(Element data from apps and pages)
§
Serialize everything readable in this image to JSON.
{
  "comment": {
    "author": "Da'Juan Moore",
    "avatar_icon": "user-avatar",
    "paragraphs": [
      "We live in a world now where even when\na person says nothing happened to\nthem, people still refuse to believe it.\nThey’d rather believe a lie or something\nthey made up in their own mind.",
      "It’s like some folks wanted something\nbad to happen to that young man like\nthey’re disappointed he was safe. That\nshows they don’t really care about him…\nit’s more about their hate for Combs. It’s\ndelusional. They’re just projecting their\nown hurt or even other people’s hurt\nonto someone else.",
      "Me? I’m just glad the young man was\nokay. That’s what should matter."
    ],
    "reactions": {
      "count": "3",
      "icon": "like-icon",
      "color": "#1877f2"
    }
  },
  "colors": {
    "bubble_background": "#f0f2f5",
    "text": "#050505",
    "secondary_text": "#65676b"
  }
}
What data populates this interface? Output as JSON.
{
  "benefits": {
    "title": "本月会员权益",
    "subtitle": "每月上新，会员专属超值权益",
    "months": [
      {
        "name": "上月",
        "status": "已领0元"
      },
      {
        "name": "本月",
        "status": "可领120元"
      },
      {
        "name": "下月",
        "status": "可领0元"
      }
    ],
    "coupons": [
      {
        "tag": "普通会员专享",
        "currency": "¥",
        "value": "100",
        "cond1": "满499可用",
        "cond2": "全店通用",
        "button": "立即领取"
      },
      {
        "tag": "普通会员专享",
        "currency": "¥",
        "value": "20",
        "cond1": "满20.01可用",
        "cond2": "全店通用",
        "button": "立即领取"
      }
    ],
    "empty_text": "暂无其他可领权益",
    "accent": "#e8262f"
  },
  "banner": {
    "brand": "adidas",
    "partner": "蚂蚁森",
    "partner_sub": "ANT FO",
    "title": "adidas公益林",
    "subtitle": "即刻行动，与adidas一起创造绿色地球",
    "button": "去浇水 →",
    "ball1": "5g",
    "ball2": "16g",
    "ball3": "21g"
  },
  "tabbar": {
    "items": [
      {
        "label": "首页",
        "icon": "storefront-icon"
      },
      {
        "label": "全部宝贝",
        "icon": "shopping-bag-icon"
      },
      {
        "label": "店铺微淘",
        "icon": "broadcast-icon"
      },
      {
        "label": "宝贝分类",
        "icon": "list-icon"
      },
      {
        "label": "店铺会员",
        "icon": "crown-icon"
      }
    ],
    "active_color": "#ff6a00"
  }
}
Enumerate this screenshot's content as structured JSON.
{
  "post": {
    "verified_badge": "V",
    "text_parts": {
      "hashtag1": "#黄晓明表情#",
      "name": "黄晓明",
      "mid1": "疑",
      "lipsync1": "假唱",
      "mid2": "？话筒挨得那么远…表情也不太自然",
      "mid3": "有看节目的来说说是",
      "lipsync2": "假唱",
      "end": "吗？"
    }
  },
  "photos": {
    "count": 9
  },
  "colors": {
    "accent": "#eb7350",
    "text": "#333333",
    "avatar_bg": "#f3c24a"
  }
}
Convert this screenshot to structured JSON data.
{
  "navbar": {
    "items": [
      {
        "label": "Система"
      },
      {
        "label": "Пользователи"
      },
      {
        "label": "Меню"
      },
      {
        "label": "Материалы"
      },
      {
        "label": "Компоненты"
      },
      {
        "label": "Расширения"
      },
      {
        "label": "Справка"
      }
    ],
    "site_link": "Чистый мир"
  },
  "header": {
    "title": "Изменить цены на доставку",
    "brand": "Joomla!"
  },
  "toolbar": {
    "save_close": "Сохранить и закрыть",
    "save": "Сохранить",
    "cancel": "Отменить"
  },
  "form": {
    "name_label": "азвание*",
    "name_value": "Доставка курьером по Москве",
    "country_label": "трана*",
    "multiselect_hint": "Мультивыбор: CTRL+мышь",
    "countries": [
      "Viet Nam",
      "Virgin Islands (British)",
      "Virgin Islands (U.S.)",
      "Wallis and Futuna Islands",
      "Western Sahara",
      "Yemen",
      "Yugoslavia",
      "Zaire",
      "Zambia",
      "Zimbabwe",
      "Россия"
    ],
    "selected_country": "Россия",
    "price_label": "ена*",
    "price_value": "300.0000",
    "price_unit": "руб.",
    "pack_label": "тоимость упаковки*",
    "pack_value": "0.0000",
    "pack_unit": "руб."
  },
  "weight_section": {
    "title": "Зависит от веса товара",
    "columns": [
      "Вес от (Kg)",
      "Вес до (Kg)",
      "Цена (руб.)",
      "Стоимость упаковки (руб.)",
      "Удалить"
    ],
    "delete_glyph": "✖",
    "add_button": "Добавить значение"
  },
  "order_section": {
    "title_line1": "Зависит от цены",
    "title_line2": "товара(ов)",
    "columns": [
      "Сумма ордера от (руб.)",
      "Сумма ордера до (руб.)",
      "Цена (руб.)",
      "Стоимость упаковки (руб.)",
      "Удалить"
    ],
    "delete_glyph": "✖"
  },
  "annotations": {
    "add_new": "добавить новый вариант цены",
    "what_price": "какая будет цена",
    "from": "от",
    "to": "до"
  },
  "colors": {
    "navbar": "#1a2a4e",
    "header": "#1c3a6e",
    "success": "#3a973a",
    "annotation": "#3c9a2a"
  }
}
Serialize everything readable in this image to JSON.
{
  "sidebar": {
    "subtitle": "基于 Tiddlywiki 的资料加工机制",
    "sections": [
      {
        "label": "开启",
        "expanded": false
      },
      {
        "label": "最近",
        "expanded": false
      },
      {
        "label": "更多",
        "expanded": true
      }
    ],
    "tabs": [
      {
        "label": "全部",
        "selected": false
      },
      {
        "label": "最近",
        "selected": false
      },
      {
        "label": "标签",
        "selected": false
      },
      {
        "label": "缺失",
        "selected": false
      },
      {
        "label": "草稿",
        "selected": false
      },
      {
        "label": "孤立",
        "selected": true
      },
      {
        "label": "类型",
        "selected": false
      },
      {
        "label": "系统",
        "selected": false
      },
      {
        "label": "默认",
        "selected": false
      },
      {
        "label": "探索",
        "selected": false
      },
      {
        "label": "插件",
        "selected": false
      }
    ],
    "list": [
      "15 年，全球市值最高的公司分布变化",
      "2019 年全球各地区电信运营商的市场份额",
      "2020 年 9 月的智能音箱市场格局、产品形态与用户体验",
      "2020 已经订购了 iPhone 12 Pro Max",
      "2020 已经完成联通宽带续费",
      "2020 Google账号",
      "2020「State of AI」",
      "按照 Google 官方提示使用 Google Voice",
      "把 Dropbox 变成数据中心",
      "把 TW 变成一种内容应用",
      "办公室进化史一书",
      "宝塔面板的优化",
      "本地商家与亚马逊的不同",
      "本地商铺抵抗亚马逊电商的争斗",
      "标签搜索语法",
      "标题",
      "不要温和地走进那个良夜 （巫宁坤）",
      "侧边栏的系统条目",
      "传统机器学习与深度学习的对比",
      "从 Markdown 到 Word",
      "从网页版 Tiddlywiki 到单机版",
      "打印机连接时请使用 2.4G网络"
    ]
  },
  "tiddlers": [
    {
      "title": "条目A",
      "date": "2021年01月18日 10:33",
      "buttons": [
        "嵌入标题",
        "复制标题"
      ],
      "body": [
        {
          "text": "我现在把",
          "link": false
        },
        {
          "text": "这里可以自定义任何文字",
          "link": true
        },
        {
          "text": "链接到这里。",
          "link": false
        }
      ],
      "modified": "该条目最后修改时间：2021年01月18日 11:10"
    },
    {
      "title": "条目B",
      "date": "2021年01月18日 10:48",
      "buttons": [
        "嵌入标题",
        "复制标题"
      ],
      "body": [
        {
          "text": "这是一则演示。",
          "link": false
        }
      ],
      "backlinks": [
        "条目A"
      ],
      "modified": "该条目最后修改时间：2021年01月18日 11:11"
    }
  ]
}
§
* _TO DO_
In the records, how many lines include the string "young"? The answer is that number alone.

* _YOUR SOLUTION_
2